> About this exercise
Across the whole listing, copy out every line that includes the string "need".

> The input
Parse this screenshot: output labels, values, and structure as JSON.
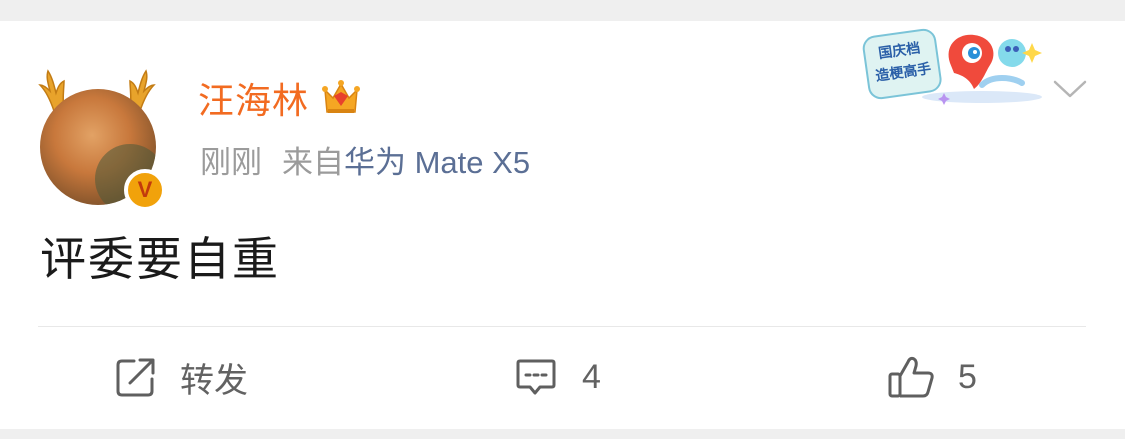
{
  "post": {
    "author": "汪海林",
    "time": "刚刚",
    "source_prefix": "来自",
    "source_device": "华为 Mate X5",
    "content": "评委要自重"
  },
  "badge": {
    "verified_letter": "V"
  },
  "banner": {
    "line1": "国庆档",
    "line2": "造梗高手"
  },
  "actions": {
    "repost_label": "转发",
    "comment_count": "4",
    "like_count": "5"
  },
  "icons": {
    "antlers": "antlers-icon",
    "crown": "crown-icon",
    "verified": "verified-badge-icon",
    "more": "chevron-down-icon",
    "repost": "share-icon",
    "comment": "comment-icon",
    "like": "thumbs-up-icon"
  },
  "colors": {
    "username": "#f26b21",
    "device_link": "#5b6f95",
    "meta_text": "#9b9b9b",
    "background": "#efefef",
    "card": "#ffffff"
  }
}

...

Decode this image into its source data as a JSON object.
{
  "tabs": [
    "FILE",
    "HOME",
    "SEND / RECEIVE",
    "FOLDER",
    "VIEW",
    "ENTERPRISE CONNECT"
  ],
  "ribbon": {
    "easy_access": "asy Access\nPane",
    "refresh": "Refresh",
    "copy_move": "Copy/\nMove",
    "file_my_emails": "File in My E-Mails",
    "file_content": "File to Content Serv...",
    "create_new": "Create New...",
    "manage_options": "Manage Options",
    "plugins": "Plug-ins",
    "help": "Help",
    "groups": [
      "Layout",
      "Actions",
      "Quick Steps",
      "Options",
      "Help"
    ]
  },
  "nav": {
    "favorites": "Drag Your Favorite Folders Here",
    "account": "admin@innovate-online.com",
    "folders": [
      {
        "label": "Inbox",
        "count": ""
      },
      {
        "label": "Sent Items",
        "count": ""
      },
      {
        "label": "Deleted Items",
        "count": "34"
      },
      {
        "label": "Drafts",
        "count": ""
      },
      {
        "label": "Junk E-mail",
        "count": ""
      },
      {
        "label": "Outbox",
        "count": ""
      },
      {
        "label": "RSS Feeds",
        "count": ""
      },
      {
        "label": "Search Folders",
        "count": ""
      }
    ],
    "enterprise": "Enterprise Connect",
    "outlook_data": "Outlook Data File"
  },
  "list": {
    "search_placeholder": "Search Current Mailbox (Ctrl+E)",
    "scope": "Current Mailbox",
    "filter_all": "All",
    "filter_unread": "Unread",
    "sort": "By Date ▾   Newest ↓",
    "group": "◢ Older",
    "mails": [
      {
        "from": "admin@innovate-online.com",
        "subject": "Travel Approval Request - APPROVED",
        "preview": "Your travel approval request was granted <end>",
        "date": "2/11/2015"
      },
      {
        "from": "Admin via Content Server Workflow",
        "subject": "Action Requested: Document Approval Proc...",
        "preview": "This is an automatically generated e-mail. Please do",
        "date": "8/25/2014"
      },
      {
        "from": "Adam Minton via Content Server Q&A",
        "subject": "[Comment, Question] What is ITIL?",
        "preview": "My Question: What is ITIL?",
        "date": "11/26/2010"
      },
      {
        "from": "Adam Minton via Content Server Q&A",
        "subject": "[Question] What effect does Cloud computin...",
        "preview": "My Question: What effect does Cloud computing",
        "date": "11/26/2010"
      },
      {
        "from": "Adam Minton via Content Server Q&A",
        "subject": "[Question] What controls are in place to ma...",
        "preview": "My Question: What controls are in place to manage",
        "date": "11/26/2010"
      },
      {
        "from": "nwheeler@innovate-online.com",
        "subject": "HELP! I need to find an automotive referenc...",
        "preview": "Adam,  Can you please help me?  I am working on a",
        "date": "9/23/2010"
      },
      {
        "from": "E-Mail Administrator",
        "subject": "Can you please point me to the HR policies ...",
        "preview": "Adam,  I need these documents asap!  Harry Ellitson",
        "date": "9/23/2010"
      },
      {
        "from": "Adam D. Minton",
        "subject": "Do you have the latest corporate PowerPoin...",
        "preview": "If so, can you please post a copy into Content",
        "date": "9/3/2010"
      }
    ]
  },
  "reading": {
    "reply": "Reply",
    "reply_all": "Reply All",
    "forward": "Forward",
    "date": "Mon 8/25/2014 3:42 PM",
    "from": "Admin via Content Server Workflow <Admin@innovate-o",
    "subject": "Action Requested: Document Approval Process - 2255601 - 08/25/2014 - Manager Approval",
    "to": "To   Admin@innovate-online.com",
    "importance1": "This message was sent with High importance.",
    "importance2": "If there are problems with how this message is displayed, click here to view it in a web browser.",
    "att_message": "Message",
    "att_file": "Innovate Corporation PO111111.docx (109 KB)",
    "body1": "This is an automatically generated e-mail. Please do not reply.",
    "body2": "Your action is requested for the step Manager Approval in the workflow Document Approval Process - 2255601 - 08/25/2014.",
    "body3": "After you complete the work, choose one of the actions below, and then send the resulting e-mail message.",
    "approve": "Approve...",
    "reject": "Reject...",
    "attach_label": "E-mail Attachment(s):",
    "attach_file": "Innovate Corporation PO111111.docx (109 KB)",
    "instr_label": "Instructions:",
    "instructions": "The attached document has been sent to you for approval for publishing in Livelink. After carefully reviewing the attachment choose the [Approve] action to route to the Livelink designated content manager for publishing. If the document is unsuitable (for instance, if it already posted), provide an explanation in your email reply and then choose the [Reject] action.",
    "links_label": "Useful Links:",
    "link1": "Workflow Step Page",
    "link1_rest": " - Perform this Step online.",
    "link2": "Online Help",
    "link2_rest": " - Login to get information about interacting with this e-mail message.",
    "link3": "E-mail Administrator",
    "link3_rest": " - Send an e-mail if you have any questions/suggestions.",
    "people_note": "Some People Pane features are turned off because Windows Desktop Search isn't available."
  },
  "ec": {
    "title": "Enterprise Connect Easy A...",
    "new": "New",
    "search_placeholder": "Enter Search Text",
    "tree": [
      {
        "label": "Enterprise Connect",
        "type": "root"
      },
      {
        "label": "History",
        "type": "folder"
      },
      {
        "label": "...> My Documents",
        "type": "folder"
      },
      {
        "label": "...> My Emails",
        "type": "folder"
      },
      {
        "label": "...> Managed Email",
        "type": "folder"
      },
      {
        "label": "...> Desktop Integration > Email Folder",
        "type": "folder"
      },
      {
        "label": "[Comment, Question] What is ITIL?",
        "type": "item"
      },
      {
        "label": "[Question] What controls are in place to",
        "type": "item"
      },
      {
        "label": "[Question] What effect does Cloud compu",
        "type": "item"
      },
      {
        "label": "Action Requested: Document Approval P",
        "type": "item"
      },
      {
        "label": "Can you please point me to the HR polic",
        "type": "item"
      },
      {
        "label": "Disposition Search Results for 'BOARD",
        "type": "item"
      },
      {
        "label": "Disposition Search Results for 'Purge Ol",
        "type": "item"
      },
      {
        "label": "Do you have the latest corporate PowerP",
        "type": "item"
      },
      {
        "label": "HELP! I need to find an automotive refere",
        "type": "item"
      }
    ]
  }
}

> Output for this task
        "subject": "HELP! I need to find an automotive referenc...",
        "preview": "Adam,  I need these documents asap!  Harry Ellitson",
        "label": "HELP! I need to find an automotive refere",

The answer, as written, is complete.